◆ **Exercise brief**: Determine how many lines below hold the string "your". Reply with the number alone.

◆ **Records for the task**:
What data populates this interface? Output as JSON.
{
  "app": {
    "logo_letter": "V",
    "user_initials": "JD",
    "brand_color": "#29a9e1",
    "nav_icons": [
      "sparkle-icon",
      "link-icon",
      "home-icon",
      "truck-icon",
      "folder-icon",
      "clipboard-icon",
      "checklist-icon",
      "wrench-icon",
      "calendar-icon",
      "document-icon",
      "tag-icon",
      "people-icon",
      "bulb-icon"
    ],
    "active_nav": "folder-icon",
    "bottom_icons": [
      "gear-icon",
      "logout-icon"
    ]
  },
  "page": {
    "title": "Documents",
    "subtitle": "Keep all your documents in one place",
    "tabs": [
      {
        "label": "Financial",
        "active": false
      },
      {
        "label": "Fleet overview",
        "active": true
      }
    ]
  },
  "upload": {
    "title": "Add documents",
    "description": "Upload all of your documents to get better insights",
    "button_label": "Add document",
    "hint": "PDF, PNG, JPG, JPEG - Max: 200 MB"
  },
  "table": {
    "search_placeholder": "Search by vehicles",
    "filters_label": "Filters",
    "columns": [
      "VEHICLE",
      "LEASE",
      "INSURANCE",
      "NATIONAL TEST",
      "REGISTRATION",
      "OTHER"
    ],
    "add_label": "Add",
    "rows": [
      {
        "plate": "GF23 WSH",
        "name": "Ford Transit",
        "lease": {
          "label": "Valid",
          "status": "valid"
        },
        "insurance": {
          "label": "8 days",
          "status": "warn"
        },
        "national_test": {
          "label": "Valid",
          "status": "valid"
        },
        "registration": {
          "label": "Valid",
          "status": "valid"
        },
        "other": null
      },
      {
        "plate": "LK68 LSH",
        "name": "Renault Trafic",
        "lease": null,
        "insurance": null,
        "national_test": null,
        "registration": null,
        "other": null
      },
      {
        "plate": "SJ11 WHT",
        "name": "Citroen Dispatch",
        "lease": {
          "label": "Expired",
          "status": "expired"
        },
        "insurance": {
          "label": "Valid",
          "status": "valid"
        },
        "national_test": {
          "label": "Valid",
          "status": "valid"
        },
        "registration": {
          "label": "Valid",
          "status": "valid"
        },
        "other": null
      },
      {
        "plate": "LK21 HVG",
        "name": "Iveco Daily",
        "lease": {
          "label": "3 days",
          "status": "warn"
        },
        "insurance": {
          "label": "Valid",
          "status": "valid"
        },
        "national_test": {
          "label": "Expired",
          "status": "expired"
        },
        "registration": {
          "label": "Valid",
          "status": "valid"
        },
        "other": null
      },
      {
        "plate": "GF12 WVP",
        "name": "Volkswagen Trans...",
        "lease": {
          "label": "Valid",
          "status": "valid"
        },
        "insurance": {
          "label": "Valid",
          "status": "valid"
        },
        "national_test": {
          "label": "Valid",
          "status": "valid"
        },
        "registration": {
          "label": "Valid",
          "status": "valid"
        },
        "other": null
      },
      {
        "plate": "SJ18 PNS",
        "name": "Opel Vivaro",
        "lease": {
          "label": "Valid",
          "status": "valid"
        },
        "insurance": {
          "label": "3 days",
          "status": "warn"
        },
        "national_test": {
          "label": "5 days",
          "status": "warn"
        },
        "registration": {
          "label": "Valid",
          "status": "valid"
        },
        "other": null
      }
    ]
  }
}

◆ **Exercise response**: 2